Instructions for the task:
In the listing below, find each line that holds the string "this" and copy it.

##### Entries shown

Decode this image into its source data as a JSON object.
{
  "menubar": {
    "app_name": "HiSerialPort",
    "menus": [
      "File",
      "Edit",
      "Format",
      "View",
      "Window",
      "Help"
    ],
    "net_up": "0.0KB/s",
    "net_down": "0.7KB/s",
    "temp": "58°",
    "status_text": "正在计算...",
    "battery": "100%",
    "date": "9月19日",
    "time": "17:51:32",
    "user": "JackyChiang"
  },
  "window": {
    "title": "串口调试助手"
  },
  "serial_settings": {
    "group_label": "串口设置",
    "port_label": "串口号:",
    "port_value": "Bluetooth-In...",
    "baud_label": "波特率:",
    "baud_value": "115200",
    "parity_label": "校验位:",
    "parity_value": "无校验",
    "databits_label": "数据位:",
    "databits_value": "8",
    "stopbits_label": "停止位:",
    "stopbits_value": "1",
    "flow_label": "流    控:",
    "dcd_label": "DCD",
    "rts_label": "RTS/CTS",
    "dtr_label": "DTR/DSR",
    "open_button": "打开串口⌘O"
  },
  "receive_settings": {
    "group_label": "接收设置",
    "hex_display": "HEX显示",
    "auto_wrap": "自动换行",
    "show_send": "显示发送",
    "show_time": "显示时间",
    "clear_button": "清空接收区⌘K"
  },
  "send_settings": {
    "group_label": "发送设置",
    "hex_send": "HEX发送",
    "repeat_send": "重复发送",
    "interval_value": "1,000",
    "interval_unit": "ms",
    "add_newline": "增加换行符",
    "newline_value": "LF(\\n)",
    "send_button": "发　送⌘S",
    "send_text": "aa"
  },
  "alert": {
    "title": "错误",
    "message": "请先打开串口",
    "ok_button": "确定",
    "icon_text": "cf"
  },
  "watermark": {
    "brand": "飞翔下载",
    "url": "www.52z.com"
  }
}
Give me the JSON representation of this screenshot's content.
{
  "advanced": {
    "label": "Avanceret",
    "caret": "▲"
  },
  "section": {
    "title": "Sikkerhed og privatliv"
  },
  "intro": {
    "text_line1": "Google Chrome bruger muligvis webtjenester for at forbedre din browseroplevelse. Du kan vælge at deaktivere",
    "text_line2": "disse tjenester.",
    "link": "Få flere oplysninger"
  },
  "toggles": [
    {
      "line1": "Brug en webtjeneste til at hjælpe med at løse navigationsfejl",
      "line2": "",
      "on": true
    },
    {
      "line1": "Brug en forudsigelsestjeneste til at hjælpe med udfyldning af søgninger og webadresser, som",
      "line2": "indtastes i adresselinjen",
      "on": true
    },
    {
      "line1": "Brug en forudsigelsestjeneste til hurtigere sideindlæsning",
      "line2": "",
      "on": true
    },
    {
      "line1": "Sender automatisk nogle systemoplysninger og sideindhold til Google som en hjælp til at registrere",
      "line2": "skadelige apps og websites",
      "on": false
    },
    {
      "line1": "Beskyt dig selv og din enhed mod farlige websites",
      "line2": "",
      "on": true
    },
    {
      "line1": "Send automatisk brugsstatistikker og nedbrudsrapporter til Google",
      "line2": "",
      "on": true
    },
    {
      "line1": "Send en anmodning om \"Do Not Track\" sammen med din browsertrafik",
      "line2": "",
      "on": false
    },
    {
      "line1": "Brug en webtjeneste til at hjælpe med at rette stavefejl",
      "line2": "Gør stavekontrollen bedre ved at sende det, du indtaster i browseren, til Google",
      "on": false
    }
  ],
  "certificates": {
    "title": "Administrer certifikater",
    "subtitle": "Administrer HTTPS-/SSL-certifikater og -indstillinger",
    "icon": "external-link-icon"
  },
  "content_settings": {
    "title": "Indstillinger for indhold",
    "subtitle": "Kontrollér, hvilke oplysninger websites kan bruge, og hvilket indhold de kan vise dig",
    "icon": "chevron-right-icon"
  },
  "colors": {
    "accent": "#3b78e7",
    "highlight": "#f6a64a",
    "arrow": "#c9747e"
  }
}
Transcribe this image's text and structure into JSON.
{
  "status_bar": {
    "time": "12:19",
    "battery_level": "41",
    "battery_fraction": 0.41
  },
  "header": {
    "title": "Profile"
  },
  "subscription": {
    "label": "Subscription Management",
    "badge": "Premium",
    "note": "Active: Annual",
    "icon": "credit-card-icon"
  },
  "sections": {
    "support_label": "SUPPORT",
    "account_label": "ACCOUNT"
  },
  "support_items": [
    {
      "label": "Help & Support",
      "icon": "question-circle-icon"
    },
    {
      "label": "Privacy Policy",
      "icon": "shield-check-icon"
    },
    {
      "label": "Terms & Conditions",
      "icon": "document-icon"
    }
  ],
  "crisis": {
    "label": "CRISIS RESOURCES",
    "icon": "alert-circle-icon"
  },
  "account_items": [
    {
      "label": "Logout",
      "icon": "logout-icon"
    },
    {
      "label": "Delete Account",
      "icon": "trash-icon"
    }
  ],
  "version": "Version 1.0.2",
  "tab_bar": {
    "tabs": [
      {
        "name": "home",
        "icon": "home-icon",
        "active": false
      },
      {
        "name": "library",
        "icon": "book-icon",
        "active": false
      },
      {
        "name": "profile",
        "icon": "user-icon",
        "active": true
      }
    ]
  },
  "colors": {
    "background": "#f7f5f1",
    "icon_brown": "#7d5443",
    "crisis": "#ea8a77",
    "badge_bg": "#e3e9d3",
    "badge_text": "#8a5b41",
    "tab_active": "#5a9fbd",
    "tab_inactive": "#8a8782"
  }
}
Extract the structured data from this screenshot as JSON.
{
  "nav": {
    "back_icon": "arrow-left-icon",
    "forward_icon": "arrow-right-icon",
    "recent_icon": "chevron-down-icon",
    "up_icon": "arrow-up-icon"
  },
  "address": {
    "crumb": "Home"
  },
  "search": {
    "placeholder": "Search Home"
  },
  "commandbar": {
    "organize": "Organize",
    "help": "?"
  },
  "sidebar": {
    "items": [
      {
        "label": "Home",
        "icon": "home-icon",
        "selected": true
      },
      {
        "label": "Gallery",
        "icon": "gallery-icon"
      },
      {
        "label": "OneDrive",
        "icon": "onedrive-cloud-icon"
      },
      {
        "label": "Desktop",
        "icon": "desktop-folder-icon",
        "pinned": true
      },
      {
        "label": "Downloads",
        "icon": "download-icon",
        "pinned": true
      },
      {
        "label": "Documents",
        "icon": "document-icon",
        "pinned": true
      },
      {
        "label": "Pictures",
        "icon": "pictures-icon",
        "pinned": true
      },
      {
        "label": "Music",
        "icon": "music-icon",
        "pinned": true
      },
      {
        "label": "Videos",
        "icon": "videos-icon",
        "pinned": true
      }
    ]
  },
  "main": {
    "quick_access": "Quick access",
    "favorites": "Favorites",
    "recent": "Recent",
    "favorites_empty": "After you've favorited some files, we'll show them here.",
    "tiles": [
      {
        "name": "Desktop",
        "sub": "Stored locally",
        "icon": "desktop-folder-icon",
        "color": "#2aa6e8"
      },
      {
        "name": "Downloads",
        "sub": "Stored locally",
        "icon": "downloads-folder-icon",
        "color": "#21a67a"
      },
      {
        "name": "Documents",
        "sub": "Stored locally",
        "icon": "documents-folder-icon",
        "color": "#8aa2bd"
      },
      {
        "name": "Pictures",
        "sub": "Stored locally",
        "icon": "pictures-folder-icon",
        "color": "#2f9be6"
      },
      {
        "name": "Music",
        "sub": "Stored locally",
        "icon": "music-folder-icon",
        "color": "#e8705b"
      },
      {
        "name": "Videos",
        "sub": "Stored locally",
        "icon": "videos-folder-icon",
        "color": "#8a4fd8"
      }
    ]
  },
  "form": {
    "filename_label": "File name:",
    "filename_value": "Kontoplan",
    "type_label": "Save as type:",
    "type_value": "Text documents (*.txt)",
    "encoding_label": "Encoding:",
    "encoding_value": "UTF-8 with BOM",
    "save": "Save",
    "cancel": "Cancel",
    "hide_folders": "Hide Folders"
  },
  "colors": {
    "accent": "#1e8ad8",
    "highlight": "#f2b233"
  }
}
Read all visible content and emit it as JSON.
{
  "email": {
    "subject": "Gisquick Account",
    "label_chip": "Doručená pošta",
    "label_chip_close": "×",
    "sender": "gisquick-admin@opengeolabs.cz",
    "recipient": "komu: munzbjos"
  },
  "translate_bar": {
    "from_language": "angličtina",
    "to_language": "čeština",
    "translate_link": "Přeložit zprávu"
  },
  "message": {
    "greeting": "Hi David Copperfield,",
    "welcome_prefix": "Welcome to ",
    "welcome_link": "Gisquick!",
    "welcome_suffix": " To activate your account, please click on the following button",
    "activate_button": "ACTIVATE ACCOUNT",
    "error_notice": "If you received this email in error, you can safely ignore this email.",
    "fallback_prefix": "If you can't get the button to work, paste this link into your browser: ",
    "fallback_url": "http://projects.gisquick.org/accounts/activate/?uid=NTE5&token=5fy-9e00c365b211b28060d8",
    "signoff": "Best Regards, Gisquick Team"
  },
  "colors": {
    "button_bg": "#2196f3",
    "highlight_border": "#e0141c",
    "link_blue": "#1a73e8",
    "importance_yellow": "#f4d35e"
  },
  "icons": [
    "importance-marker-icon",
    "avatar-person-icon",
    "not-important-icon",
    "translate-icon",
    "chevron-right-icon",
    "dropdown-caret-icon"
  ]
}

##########

Answer area:
Decode this image into its source data as a JSON object.
Give me the JSON representation of this screenshot's content.
Transcribe this image's text and structure into JSON.
Extract the structured data from this screenshot as JSON.
    "error_notice": "If you received this email in error, you can safely ignore this email.",
    "fallback_prefix": "If you can't get the button to work, paste this link into your browser: ",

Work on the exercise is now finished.